The 1st Medical Brigade was first constituted 3 August 1917 in the Regular Army as Headquarters, 1st Sanitary Train, assigned to the 1st Expeditionary Division and organized in New York, New York. As originally organized, the 1st Sanitary Train was composed of two battalions—one motorized and one animal drawn. The 1st Sanitary Train would go one to participate in six campaigns in France in World War I.

Redesignated in 1921 as Headquarters, 1st Medical Regiment, the unit supported the Medical Field Service School at Carlisle Barracks, Pennsylvania during the Interwar years. During this time, the 1st Medical Regiment also provided support to the homeland during Ohio River Floods of 1937 and typhoid inoculation efforts.

In 1943, the unit was reorganized and redesignated as Headquarters and Headquarters Detachment, 1st Medical Group. During World War II, the 1st Medical Group participated in campaigns in the Rhineland and Central Europe. The unit remained in Europe following the War until it was inactivated in Verdun, France in 1962.

In 1968, the 1st Medical Group was reactivated at Fort Sam Houston, Texas. It would go on to participate in Operation DESERT SHIELD and DESERT STORM in 1990 and 1991. On 6 June 2000, the unit was redesignated as 1st Medical Brigade.


1MED.pngShoulder Sleeve Insignia: The shoulder sleeve insignia was authorized effective 6 June 2000. (TIOH Dwg. No. A-1-844). On a white rectangle arced at top and bottom with a 1/8 inch (.32 cm) yellow border, 2 inches (5.08 cm) in width and 3 inches (7.62 cm) in height overall, a maroon cross throughout bearing a yellow rod entwined by a green snake with a red eye. Maroon and white are the colors used by the Army Medical Department units; gold is for excellence. The staff of Aesculapius and the maroon cross, symbolize the medical arts and allude to the mission of the Brigade.

1st Medical Brigade_DUI.pngDistinctive Unit Insignia: The distinctive unit insignia was originally approved for the 1st Medical Regiment on 19 December 1923. It was redesignated and amended to include a motto for the 1st Medical Group on 20 March 1968. The insignia was amended to correct the symbolism on 26 April 1968. It was redesignated for the 1st Medical Brigade effective 6 June 2000.A maroon shield bearing within a wreath of silver oak leaves the helmet of an esquire charged with the shoulder sleeve insignia of the First Division, a shield with the figure "1." All above a silver scroll bearing the inscription "FORTITUDE AND COMPASSION" in black letters. Maroon and white (silver) are the colors used for the Army Medical Service. The red numeral "1" on an olive drab shield is the shoulder sleeve insignia of the 1st Division as authorized 31 October 1918, and with which the unit served in World War I. The helmet indicates the military character of the organization.

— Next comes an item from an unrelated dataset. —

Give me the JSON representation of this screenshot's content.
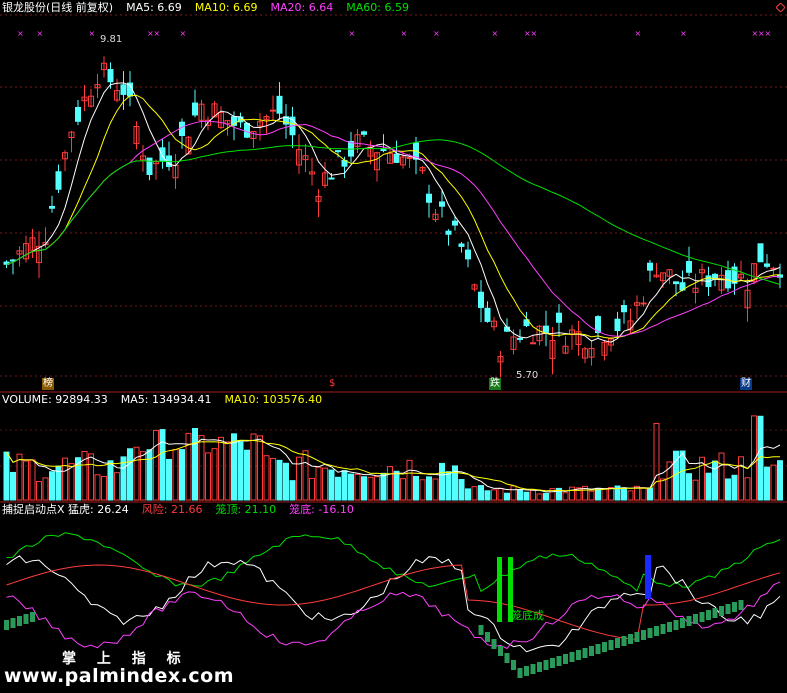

  • Train and certify leaders. The responsibility for training and certifying our leaders is the cornerstone of preserving the Army as a Profession. Leader certification should both confirm that our Soldiers can perform their current job and establish a means to prepare them for the next position. Counseling and thoughtful leader and individual development plans may be used to codify these goals and objectives.
  • Expand Knowledge. Leaders must be intellectually curious and committed to life-long learning to remain relevant and ready to perform our missions. This requires creating individual development goals that challenge our people to continue expanding their problem-solving skills and competence across a wide spectrum of topics related to, but not limited to, national security strategy, doctrine, health service support, modernization, history and the military profession. Leaders at all levels should pursue military and civilian education goals, licensure, and certification; an expanded understanding of the history and evolution of conflict; deeper understanding of culture and effective communication; Army and unit-level reading lists; and participation in relevant communities of learning and practice.
  • Assess Attributes and Competencies. We will develop adaptive leaders, who possess the attributes and competencies identified in the “Leadership Requirements Model” found in ADP 6-22, Army Leadership. Coaching, teaching, and mentoring allow for ongoing assessment through counseling, broadening experiences, observation, and feedback. This requires developing systems and measures of performance to assess our Soldiers and Teams in a variety of settings. This is less about creating task-oriented followers and more about building adaptive leaders.
  • Manage Talent. Be deliberate and intentional about employing leader development practices to align the diverse talents and backgrounds of the team to grow our Army and help the unit achieve the mission. Commanders and leaders are responsible for developing all subordinate leaders two levels down, which holds the rater, senior rater and the individual leader responsible to one another for future jobs, potential, goals and objectives. Have a plan to do this!
  • Steward the Profession. The Army as a profession embodies the imperative that values, character, and integrity form the foundation for effective mission accomplishment. Commanders and leaders will reinforce professional standards and effective capabilities to sustain the readiness of our Army.